Enjoy and please don't spill the coffee over the last AER you just read.
Thursday, February 18, 2010
Imagine you have 10 bucks in your pocket. Then somehow you read Tyler Cowen's review that says
Rarely are the simplest facts, many of which complicate Ms. Klein's presentation, given their proper due. First, the reach of government has been growing in virtually every developed nation in the world, including in America, and it hardly seems that a far-reaching free market conspiracy controls much of anything in the wealthy nations. Second, Friedman and most other free market economists have consistently called for limits on state power, including the power to torture. Third, the reach of government has been shrinking in India and China, to the indisputable benefit of billions. Fourth, it is the New Deal — the greatest restriction on capitalism in 20th century America and presumably beloved by Ms. Klein — that was imposed in a time of crisis. Fifth, many of the crises of the 20th century resulted from anti-capitalistic policies, rather than from capitalism: China was falling apart because of the murderous and tyrannical policies of Chairman Mao, which then led to bottom-up demands for capitalistic reforms; New Zealand and Chile abandoned socialistic policies for freer markets because the former weren't working well and induced economic crises.You may then say, but hey, Tyler is a conservative free-market economist. Fine, what about Dani Rodrik -- a respectable Harvard's KSG economist who is sympathetic to industrial policy and once write a book asking whether globalization has gone too far?
You may expect at least a kinder view. Instead he said that Shock Doctrine is a bad book needs to be trashed and it is very hard to understand how Klein felt good about Argentina in 2002 that just collapsed into a severe economic crisis, with a more than doubling of the share of population in extreme poverty and a 10 percent decline in GDP.
Need more evidence from the left? What about Will Hutton from The Observer, UK?
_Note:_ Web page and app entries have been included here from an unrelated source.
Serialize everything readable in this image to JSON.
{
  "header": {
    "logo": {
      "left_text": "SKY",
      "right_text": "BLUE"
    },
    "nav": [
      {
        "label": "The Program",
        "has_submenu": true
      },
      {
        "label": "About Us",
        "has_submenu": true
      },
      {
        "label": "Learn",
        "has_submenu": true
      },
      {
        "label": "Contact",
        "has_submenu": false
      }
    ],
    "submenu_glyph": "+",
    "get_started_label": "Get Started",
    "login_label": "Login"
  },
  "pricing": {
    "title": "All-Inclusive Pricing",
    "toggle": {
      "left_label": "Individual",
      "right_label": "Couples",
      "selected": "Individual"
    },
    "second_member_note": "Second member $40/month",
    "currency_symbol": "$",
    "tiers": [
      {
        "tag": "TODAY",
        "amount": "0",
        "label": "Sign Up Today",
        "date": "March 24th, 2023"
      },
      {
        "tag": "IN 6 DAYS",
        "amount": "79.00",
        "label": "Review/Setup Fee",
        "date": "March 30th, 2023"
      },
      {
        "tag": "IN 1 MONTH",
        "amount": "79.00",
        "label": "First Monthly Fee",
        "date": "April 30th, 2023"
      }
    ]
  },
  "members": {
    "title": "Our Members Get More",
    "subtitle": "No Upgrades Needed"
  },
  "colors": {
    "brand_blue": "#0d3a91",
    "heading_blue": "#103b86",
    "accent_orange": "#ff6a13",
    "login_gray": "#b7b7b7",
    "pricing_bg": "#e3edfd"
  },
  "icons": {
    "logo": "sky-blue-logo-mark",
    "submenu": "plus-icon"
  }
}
In her delusional, Manichaean world view, privatisation, free markets, private property, consumer freedom, the profit motive and economic freedom are just other terms for corporate self-enrichment, denial of voice, limitation of citizenship, inequality and, sometimes, even torture. The discredited electro-shock psychological treatment of the Fifties, we learn, informed the thought system of the free marketeers; it is guilt by association and assertion rather than proof, a weaknesses of too much of the book.The only positive review I came across is from Stiglitz (I can see your baristas here yawn). But even he said:
Klein is not an academic and cannot be judged as one. There are many places in her book where she oversimplifies.Enough said, it is a small wonder that I'd rather spend my 10 bucks for two cups of good coffee and muffins than Klein's book.
But then the Facebook discussion and the overwhelming praise from my comrades on the left gets me thinking that probably I should give Klein a fair chance. Maybe I can borrow the book from local public library, if they have a copy. Yet one thing for sure, it would have a very hard time to compete with other books I considered worth reading -- and I have a long list of them already.